When I think of meringue, I think of lemon meringue pie (one of my favorite foods), meringue drop cookies, and French macarons. We’ll be learning macarons at some point; in this class, we learned pretty much everything else, though.
The origins of meringue are mysterious, and what were believed to be original recipes were destroyed in the Allied bombing of Frankfurt in World War II. A Swiss-Italian chef named Gasparini might have invented meringue in the 18th century. Marie Antoinette is said to have liked meringue so much that she made it herself.
There are three kinds of meringue: French, Italian, and Swiss. All contain beaten egg whites and sugar; the difference is in the method of making the meringue. French meringue is what most Americans think of when they think of meringue. That’s French meringue on the top of lemon meringue pie (but Italian meringue would be better; more on that later). You beat egg whites to soft peaks, then add sugar and beat some more. The usual ratio is 2 tablespoons of sugar per egg white. Adding more sugar stabilizes the meringue. French meringue is the most delicate and least stable, so it’s best for toppings. The more sugar you use, the better it browns.

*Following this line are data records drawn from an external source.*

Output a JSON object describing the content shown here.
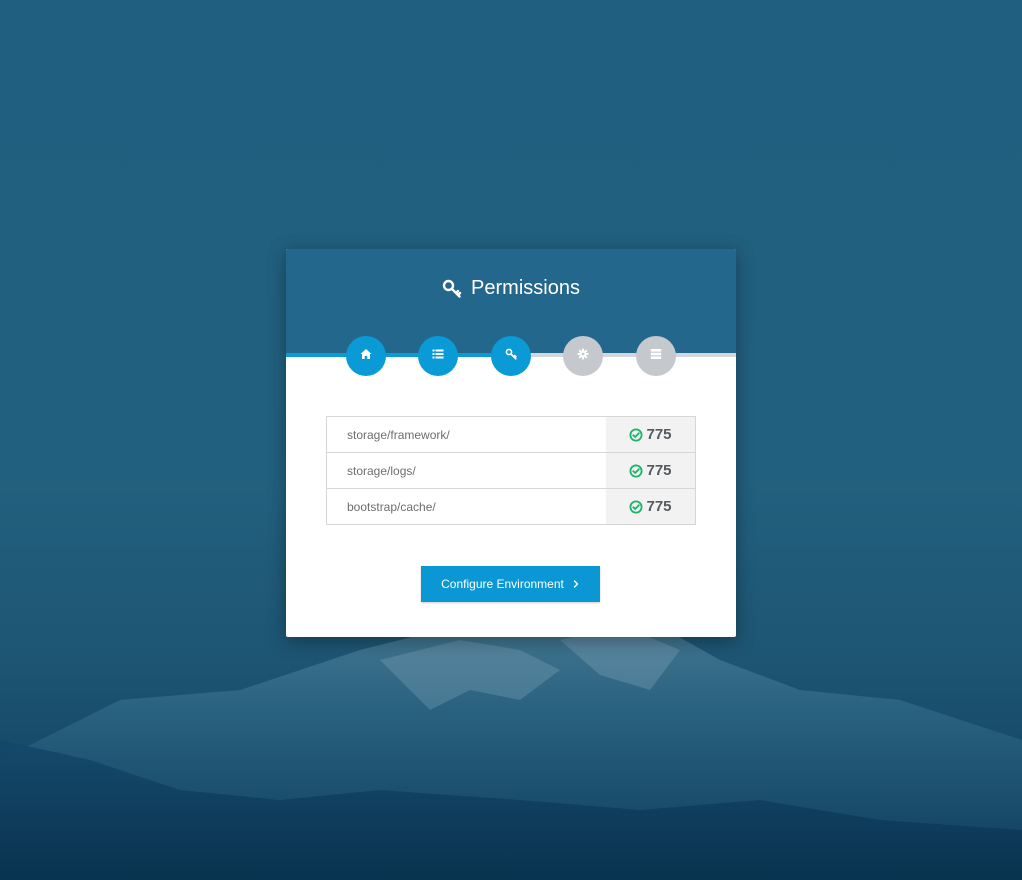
{
  "header": {
    "title": "Permissions",
    "title_icon": "key-icon"
  },
  "steps": [
    {
      "icon": "home-icon",
      "state": "active"
    },
    {
      "icon": "list-icon",
      "state": "active"
    },
    {
      "icon": "key-icon",
      "state": "active"
    },
    {
      "icon": "gear-icon",
      "state": "inactive"
    },
    {
      "icon": "server-icon",
      "state": "inactive"
    }
  ],
  "permissions": [
    {
      "path": "storage/framework/",
      "value": "775",
      "status_icon": "check-circle-icon"
    },
    {
      "path": "storage/logs/",
      "value": "775",
      "status_icon": "check-circle-icon"
    },
    {
      "path": "bootstrap/cache/",
      "value": "775",
      "status_icon": "check-circle-icon"
    }
  ],
  "actions": {
    "next_label": "Configure Environment",
    "next_icon": "chevron-right-icon"
  },
  "colors": {
    "header_bg": "#24678c",
    "accent": "#0a9ad6",
    "inactive": "#c5c8cc",
    "success": "#19b36b"
  }
}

Italian meringue is very stable, can be added to whipped cream to stabilize it, and is good for piping. To make Italian meringue, you beat egg whites to soft peaks. Meanwhile, you cook half the sugar with water; when the whites are at the soft peak stage, you add the hot sugar syrup to the beaten egg whites. Once the syrup is incorporated, you add the rest of the granulated sugar. Italian meringue is the best one to use for frozen desserts, like semifreddo. You can poach it to make floating island. It can be used for frosting or filling, combined with other ingredients to make cake layers, used as the lightener in dessert soufflés—the uses are apparently infinite. This is the meringue to use for topping a meringue pie. With French meringue, the sugar is never really completely incorporated into the beaten egg whites, and as the meringue sits, little beads of liquid sugar weep out of the meringue. By adding hot sugar syrup for Italian meringue, all the sugar gets completely incorporated and won’t weep out. Plus, Italian meringue browns better than French meringue, so it looks nicer. That whole business of cooking the sugar sounds like a lot of trouble, but it isn’t, really, and the result is worth it.

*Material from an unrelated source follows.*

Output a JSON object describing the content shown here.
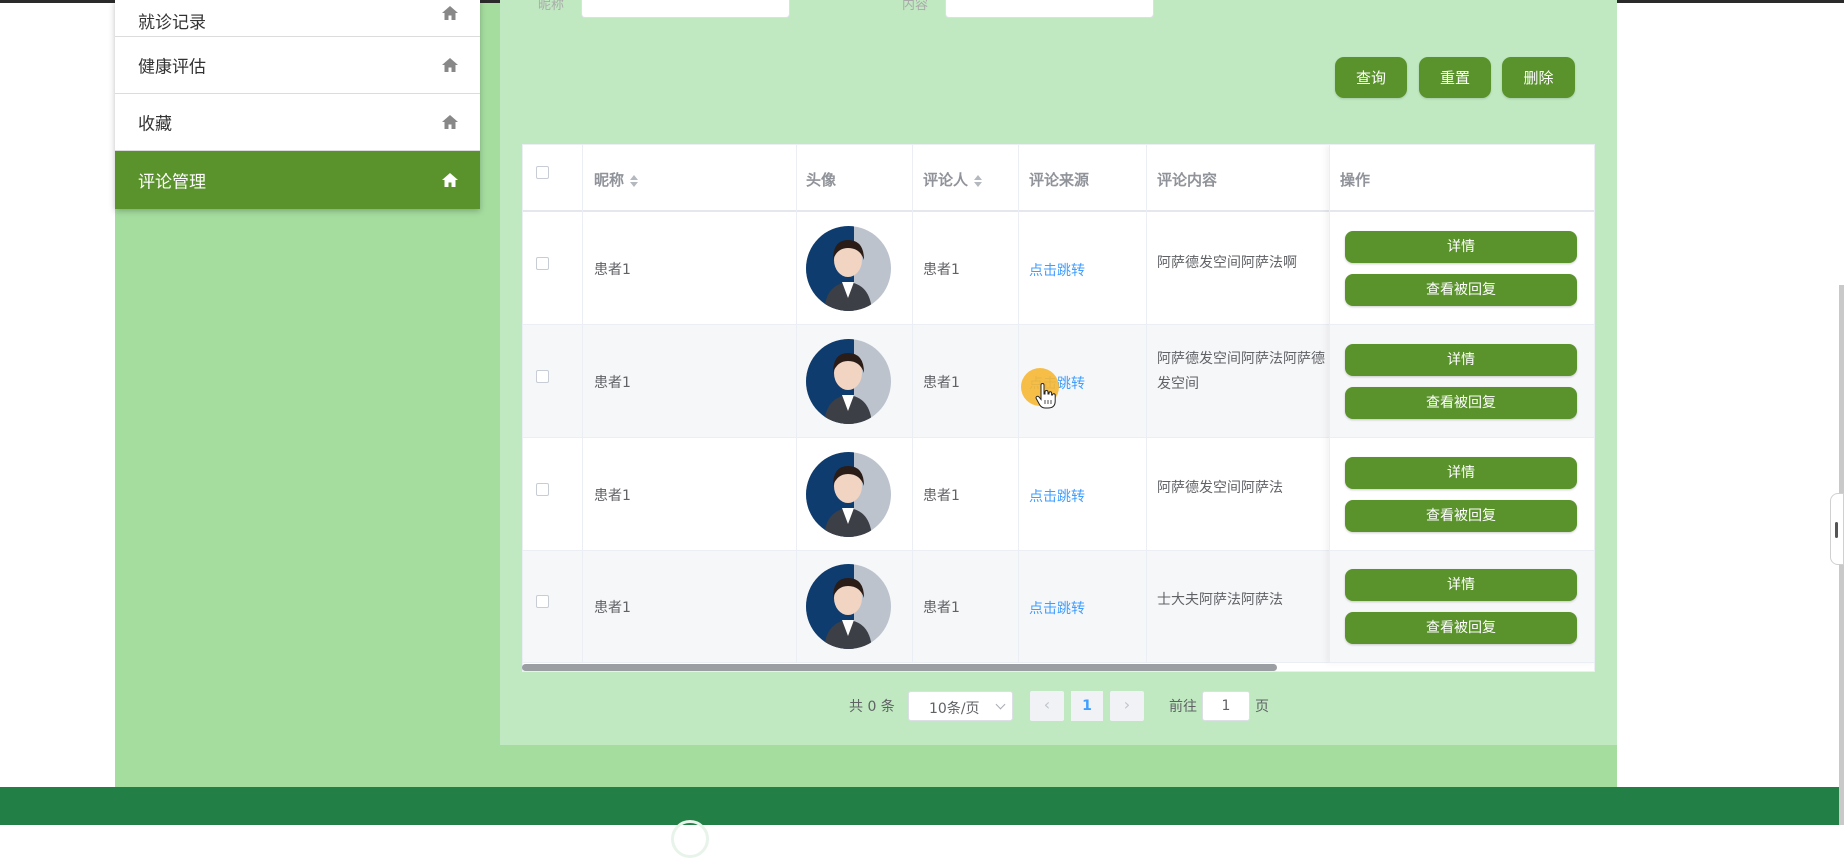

Swiss meringue is the most stable meringue and the one least affected by humidity. The texture is firmer than with other meringues, so it’s the one to use for decorations and as a base for dessert. To make Swiss meringue, you heat the egg whites and sugar over hot water, whisking constantly, until the mixture is heated to 100℉ (and up to 130℉). Then you dump the hot mixture into the stand mixer and whip it to the desired texture.
What we made in this class was a lot of meringue, most of it as dacquoise, round baked layers that can be used as cake layers or that can be used between layers of cake to add an interesting texture. We only got one dessert out of this class, but it was pretty spectacular. Otherwise, the layers were stored in the walk-in freezer for later use.

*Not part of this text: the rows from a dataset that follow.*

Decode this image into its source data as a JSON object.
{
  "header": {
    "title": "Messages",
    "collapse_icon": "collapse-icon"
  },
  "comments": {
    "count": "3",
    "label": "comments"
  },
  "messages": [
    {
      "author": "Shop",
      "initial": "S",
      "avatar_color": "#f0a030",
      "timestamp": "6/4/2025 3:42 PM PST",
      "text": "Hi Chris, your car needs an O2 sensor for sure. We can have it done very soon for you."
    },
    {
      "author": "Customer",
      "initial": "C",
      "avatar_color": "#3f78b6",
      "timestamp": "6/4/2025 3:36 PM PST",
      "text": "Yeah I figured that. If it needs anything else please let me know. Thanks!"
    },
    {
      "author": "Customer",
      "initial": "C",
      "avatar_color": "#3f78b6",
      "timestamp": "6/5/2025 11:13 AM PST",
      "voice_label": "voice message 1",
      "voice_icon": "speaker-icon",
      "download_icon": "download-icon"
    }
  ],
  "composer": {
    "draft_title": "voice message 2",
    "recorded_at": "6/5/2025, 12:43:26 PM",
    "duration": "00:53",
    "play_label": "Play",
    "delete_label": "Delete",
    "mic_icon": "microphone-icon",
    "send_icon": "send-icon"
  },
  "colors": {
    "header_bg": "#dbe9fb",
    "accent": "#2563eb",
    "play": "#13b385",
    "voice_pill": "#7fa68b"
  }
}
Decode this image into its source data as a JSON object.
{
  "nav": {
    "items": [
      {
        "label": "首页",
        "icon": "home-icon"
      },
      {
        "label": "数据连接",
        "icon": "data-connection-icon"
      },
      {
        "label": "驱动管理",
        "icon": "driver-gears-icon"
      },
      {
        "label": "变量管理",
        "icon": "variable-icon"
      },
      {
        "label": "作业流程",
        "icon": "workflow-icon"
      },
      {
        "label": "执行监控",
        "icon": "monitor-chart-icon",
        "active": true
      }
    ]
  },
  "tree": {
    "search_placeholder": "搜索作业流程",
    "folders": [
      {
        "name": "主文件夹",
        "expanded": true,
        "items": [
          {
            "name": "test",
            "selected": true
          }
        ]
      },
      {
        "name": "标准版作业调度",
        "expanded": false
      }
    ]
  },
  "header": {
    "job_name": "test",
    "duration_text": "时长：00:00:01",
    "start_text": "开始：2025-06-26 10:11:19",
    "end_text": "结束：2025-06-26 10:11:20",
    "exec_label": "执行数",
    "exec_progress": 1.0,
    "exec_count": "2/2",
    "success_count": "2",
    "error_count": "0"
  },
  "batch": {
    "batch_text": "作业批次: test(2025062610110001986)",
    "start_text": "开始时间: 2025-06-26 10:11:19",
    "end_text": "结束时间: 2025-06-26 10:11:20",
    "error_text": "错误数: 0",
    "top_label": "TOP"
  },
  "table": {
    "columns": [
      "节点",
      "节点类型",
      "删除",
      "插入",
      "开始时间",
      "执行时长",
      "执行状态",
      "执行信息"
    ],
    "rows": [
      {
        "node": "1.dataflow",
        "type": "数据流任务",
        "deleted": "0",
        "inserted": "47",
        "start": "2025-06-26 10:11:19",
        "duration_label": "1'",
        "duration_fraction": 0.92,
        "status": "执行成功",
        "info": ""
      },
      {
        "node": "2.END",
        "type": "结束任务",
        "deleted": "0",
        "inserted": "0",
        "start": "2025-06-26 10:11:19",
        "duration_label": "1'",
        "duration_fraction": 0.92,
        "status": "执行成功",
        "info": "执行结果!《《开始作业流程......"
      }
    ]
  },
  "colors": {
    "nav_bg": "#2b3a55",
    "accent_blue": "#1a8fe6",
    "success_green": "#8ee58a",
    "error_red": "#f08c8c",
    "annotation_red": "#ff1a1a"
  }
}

To begin, we baked some meringue to use for decorating the cake. We made Italian meringue, added coffee extract to it, and piped it in lines on a parchment-lined sheet pan.
Then we baked that meringue for several hours. (Later we sliced it into lengths of an inch or so to use for a decoration.) Then we made meringue layers, called dacquoises, for the cake (which is also called a dacquoise). To Italian meringue we added almond flour, and then we piped circles of that onto parchment paper and baked them.
Then we made pâte décor (“decorating paste”), and Chef showed us how to spread it over a Silpat.
Then he showed us how to make designs in it.
The sheets of pâte décor had to go into the freezer to set, and while we were waiting for that we made the joconde batter. This is an almond sponge cake; it’s very pliable. When the pâte décor was set, we spread a thin layer of the joconde batter over it.
That’s so thin that it doesn’t take long to bake. Then you peel the cakes off of the Silpats
and slice them into strips. Then you fit each strip into a cake ring and cut it to fit.
Now it’s time to build the cake. First you fit a dacquoise into the bottom of the lined cake ring.
Then you add a layer of mousseline (like mousse, but stiffer) flavored with coffee extract and plenty of cognac, another dacquoise, and more mousseline.
Then you chill the cake again to set everything. While the cake is chilling, you take the strips of baked meringue and slice them into short lengths, which are called alumettes.
Then you retrieve the cake, remove the cake ring, and stick the alumettes into the top layer of mousseline for decoration. But that’s too plain,so you also sift on some powdered sugar and cocoa.
Chef Delphin likes to work with sugar, and we had a little time left, so he showed us how to make bubble sugar. You cook sugar syrup to the hard crack stage, then you pour it onto a sheet of parchment paper. Chef Delphin dripped some food coloring on this, and then he moved the parchment up and down so the sugar syrup slid back and forth. As the sugar hardened, bubbles formed in it.
When the sugar cools, it hardens. Chef Delphin cooled it over an uneven surface to make the hard sugar wavy.
Then we broke off pieces and stuck them in the cake for a garnish.